Review: Push.Co1st Nov, 2013
A new way to subscribe to content on the Internet.
There’s no shortage of means to stay up to date on your favorite websites. Email lists, Twitter, Facebook pages and the far-from-dead RSS feed are all good options. What it really comes down to is what method you like best. Personally, I’ve found Twitter to be my perfect RSS and email subscription replacement, but I’ve come across another interesting option. Push.Co will deliver updates from your favorite sites via push notifications to your iPhone.
It’s at this point I’ll admit that this post is part review and part shameless promotion. Shitty iPhone Apps is using Push.Co (so feel free to subscribe).
The way the service works is simple. Websites / developers create “apps” using Push’s service. App creators select what to send push notifications about. This can be done either using their API to automate the process, or configuring a Wordpress plugin or RSS feed. Notifications can also be send manually from Push’s web app. Notifications can be up to 140 characters in length and include additional media like photos and URL’s.
Ok, great. So it’s awesome for developers and publishers who want to reach people more directly. But why would a regular person want to use Push.Co? It’s entirely possible to receive push notifications from specific Twitter users, emails or Facebook pages, why yet another source of notifications? The answer is channels.
Apps can be configured to have a set of “channels”, which is simply a source’s content divided into categories. This way, readers can subscribe to only specific types of updates from various sources. If website does a great job covering breaking news, but doesn’t have great “feature” articles readers don’t have to subscribe to every update from a source to see what they care about.
Shitty iPhone Apps has not been built for channels, but other sources like The Next Web are a great example of how they work. For example, I already follow The Next Web on Twitter, but I could recieve push notifications from their Apps and Google channels. I’ll see all of it on Twitter, sure, but this is a great way to focus on the types of content I’m most interested in.
Push notifications come in just like any other, banners, sounds and Notification Center entries - the works. Open Push.Co and you have few options. Either you browse (or search) for apps, or you read the notifications. Notifications are given in a clean feed. A tap will bring you to the content where URLs load with an integrated browser. This is most certainly what a vast majority of content will be. The viewer also gives an easy way to share content to Facebook or Twitter. Notications may be trashed or favorited if you desire. Presumably the trashed notifications will disappear after a time but there isn’t a way I can find to explicitly “empty” the trash.
It’s also worth noting that the app didn’t perform overly well. There are frequent moments of lag when navigating around. It’s not bad enough to be unusable, but mildly annoying. There’s some work to be done in this department.

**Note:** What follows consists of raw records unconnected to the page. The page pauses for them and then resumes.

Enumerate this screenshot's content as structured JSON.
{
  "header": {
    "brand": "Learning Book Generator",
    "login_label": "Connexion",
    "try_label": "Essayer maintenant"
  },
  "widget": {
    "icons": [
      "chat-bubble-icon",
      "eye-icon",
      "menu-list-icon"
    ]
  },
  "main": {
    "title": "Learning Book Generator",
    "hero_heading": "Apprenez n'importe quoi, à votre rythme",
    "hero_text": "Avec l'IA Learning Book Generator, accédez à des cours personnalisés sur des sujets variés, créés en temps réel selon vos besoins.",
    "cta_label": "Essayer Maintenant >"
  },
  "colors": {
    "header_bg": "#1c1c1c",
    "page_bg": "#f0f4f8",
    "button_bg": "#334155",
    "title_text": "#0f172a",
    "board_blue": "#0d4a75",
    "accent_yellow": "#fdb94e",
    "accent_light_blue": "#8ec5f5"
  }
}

Overall, Push.Co is similar to any RSS app out there (perhaps with fewer features), but the ability to build and subscribe to specific channels sets it distinctly apart. As far as I’m aware, channels could only be achieved with RSS by actually generating separate feeds. With Push’s API, building channels looks quite simple - an absolute must if developers are going to climb aboard. That’s ultimately what it comes down to: developers.
Without developers for popular (or simply a great many) sources building support for channels, Push.Co doesn’t offer much for regular users who already get their information from Facebook, Twitter or an RSS feed. Channels are the cornerstone of Push’s value. With the giant firehose that Twitter or most other feeds are, channels offer people a chance to more selectively get the content they want.
Actual push notifications, however, may be a turn off for a lot of users. Personally, push notifications can drive me crazy. But I can always dig into Settings and disable notifications and use Push as a simple reader app. This is precisely what I’ve done, in fact.
The selective subscription functionality will ultimately be what drives Push’s success. It’s really dependent on developers / publishers to utilize it, but from the looks of the available apps there’s strong interest. Unfortunately, not every app has made use of channels, but with names like The Verge, Wired, The Next Web (using their own app, duh), and TechCrunch having a presence on the service already, there’s great potential.
I haven’t looked too heavily into implementing channels for Shitty iPhone Apps yet so the channel is simply notifications for new posts. But as both a developer and a publisher I’m very interested in doing so.
Push.Co: 2/5 piles of poo.